▸ **Exercise**
Everything in the listing should be copied exactly, save for the pictures.

▸ **Data excerpts**
──────────
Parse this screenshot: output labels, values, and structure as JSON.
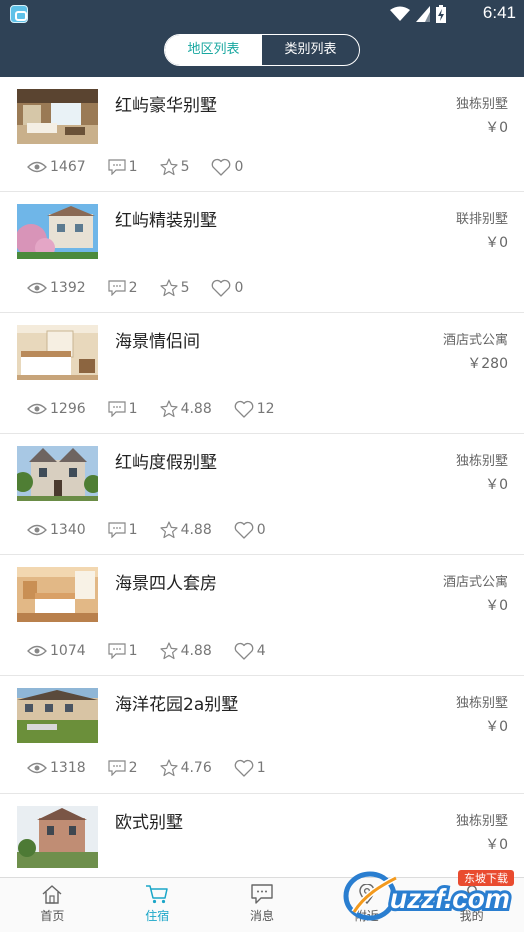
{
  "status_bar": {
    "time": "6:41",
    "icons": [
      "app-icon",
      "wifi-icon",
      "signal-icon",
      "battery-charging-icon"
    ]
  },
  "header": {
    "tabs": [
      {
        "label": "地区列表",
        "active": true
      },
      {
        "label": "类别列表",
        "active": false
      }
    ]
  },
  "listings": [
    {
      "title": "红屿豪华别墅",
      "type": "独栋别墅",
      "price": "￥0",
      "views": "1467",
      "comments": "1",
      "rating": "5",
      "likes": "0"
    },
    {
      "title": "红屿精装别墅",
      "type": "联排别墅",
      "price": "￥0",
      "views": "1392",
      "comments": "2",
      "rating": "5",
      "likes": "0"
    },
    {
      "title": "海景情侣间",
      "type": "酒店式公寓",
      "price": "￥280",
      "views": "1296",
      "comments": "1",
      "rating": "4.88",
      "likes": "12"
    },
    {
      "title": "红屿度假别墅",
      "type": "独栋别墅",
      "price": "￥0",
      "views": "1340",
      "comments": "1",
      "rating": "4.88",
      "likes": "0"
    },
    {
      "title": "海景四人套房",
      "type": "酒店式公寓",
      "price": "￥0",
      "views": "1074",
      "comments": "1",
      "rating": "4.88",
      "likes": "4"
    },
    {
      "title": "海洋花园2a别墅",
      "type": "独栋别墅",
      "price": "￥0",
      "views": "1318",
      "comments": "2",
      "rating": "4.76",
      "likes": "1"
    },
    {
      "title": "欧式别墅",
      "type": "独栋别墅",
      "price": "￥0"
    }
  ],
  "bottom_nav": [
    {
      "label": "首页",
      "icon": "home-icon",
      "active": false
    },
    {
      "label": "住宿",
      "icon": "cart-icon",
      "active": true
    },
    {
      "label": "消息",
      "icon": "message-icon",
      "active": false
    },
    {
      "label": "附近",
      "icon": "location-icon",
      "active": false
    },
    {
      "label": "我的",
      "icon": "user-icon",
      "active": false
    }
  ],
  "watermark": {
    "text": "uzzf.com",
    "subtext": "东坡下载"
  },
  "colors": {
    "header": "#2f4256",
    "accent": "#18a7a0",
    "nav_active": "#1ba6c8"
  }
}
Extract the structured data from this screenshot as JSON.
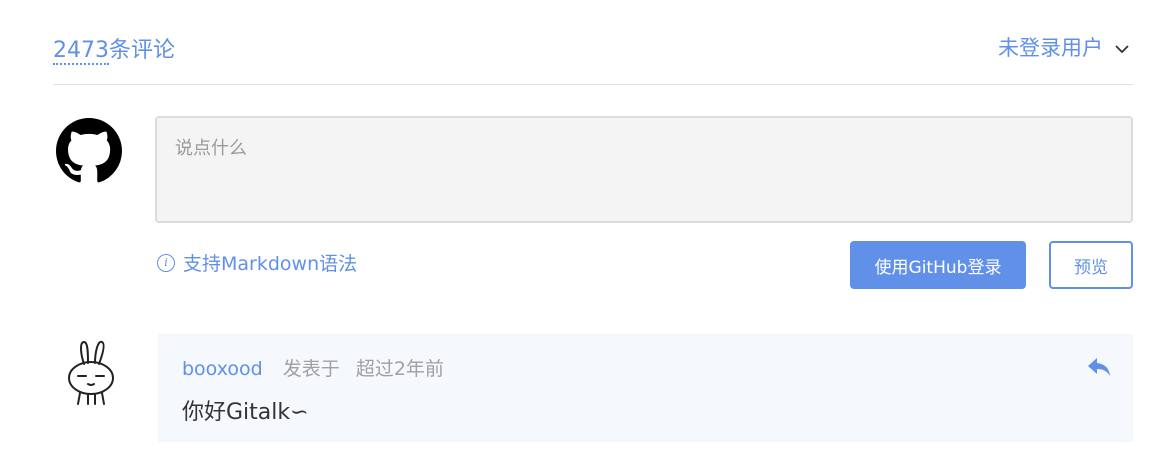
{
  "header": {
    "count": "2473",
    "count_suffix": "条评论",
    "user_label": "未登录用户",
    "chevron": "⌄"
  },
  "editor": {
    "placeholder": "说点什么",
    "value": ""
  },
  "toolbar": {
    "markdown_tip": "支持Markdown语法",
    "info_icon": "i",
    "login_label": "使用GitHub登录",
    "preview_label": "预览"
  },
  "comment": {
    "author": "booxood",
    "posted_label": "发表于",
    "time": "超过2年前",
    "body": "你好Gitalk∽"
  },
  "colors": {
    "accent": "#6190e8",
    "comment_bg": "#f5f8fd",
    "editor_bg": "#f4f4f4"
  },
  "icons": {
    "github": "github-icon",
    "rabbit": "rabbit-avatar-icon",
    "reply": "reply-icon",
    "info": "info-icon",
    "chevron": "chevron-down-icon"
  }
}
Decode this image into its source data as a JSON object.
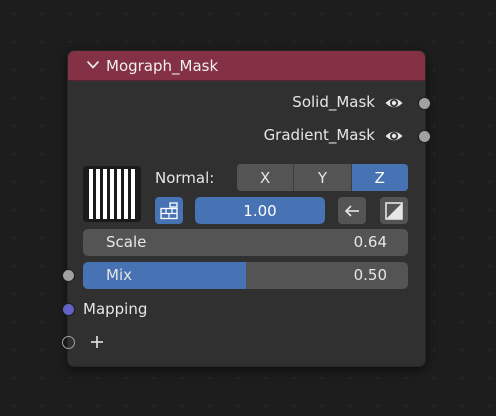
{
  "node": {
    "title": "Mograph_Mask",
    "header_color": "#843045",
    "outputs": [
      {
        "label": "Solid_Mask",
        "icon": "eye-icon"
      },
      {
        "label": "Gradient_Mask",
        "icon": "eye-icon"
      }
    ],
    "normal": {
      "label": "Normal:",
      "axes": [
        "X",
        "Y",
        "Z"
      ],
      "selected": "Z"
    },
    "value_field": "1.00",
    "scale": {
      "label": "Scale",
      "value": "0.64"
    },
    "mix": {
      "label": "Mix",
      "value": "0.50",
      "fraction": 0.5
    },
    "inputs": {
      "mapping": {
        "label": "Mapping",
        "socket_color": "#6363c7"
      }
    },
    "colors": {
      "accent": "#4772b3",
      "socket_grey": "#a1a1a1"
    }
  }
}
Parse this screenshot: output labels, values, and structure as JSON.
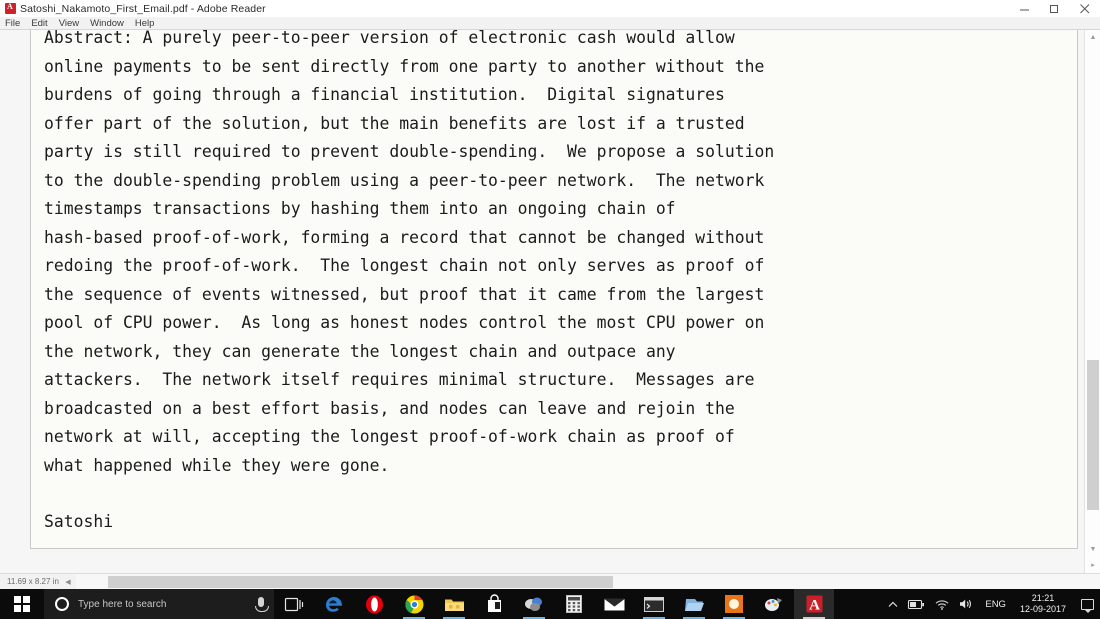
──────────
▸ **Solution to the problem**
Parse this screenshot: output labels, values, and structure as JSON.
{
  "status_bar": {
    "time": "6:41",
    "icons": [
      "app-icon",
      "wifi-icon",
      "signal-icon",
      "battery-charging-icon"
    ]
  },
  "header": {
    "tabs": [
      {
        "label": "地区列表",
        "active": true
      },
      {
        "label": "类别列表",
        "active": false
      }
    ]
  },
  "listings": [
    {
      "title": "红屿豪华别墅",
      "type": "独栋别墅",
      "price": "￥0",
      "views": "1467",
      "comments": "1",
      "rating": "5",
      "likes": "0"
    },
    {
      "title": "红屿精装别墅",
      "type": "联排别墅",
      "price": "￥0",
      "views": "1392",
      "comments": "2",
      "rating": "5",
      "likes": "0"
    },
    {
      "title": "海景情侣间",
      "type": "酒店式公寓",
      "price": "￥280",
      "views": "1296",
      "comments": "1",
      "rating": "4.88",
      "likes": "12"
    },
    {
      "title": "红屿度假别墅",
      "type": "独栋别墅",
      "price": "￥0",
      "views": "1340",
      "comments": "1",
      "rating": "4.88",
      "likes": "0"
    },
    {
      "title": "海景四人套房",
      "type": "酒店式公寓",
      "price": "￥0",
      "views": "1074",
      "comments": "1",
      "rating": "4.88",
      "likes": "4"
    },
    {
      "title": "海洋花园2a别墅",
      "type": "独栋别墅",
      "price": "￥0",
      "views": "1318",
      "comments": "2",
      "rating": "4.76",
      "likes": "1"
    },
    {
      "title": "欧式别墅",
      "type": "独栋别墅",
      "price": "￥0"
    }
  ],
  "bottom_nav": [
    {
      "label": "首页",
      "icon": "home-icon",
      "active": false
    },
    {
      "label": "住宿",
      "icon": "cart-icon",
      "active": true
    },
    {
      "label": "消息",
      "icon": "message-icon",
      "active": false
    },
    {
      "label": "附近",
      "icon": "location-icon",
      "active": false
    },
    {
      "label": "我的",
      "icon": "user-icon",
      "active": false
    }
  ],
  "watermark": {
    "text": "uzzf.com",
    "subtext": "东坡下载"
  },
  "colors": {
    "header": "#2f4256",
    "accent": "#18a7a0",
    "nav_active": "#1ba6c8"
  }
}
Extract the structured data from this screenshot as JSON.
{
  "header": {
    "count": "2473",
    "count_suffix": "条评论",
    "user_label": "未登录用户",
    "chevron": "⌄"
  },
  "editor": {
    "placeholder": "说点什么",
    "value": ""
  },
  "toolbar": {
    "markdown_tip": "支持Markdown语法",
    "info_icon": "i",
    "login_label": "使用GitHub登录",
    "preview_label": "预览"
  },
  "comment": {
    "author": "booxood",
    "posted_label": "发表于",
    "time": "超过2年前",
    "body": "你好Gitalk∽"
  },
  "colors": {
    "accent": "#6190e8",
    "comment_bg": "#f5f8fd",
    "editor_bg": "#f4f4f4"
  },
  "icons": {
    "github": "github-icon",
    "rabbit": "rabbit-avatar-icon",
    "reply": "reply-icon",
    "info": "info-icon",
    "chevron": "chevron-down-icon"
  }
}
Decode this image into its source data as a JSON object.
{
  "node": {
    "title": "Mograph_Mask",
    "header_color": "#843045",
    "outputs": [
      {
        "label": "Solid_Mask",
        "icon": "eye-icon"
      },
      {
        "label": "Gradient_Mask",
        "icon": "eye-icon"
      }
    ],
    "normal": {
      "label": "Normal:",
      "axes": [
        "X",
        "Y",
        "Z"
      ],
      "selected": "Z"
    },
    "value_field": "1.00",
    "scale": {
      "label": "Scale",
      "value": "0.64"
    },
    "mix": {
      "label": "Mix",
      "value": "0.50",
      "fraction": 0.5
    },
    "inputs": {
      "mapping": {
        "label": "Mapping",
        "socket_color": "#6363c7"
      }
    },
    "colors": {
      "accent": "#4772b3",
      "socket_grey": "#a1a1a1"
    }
  }
}
Parse this screenshot: output labels, values, and structure as JSON.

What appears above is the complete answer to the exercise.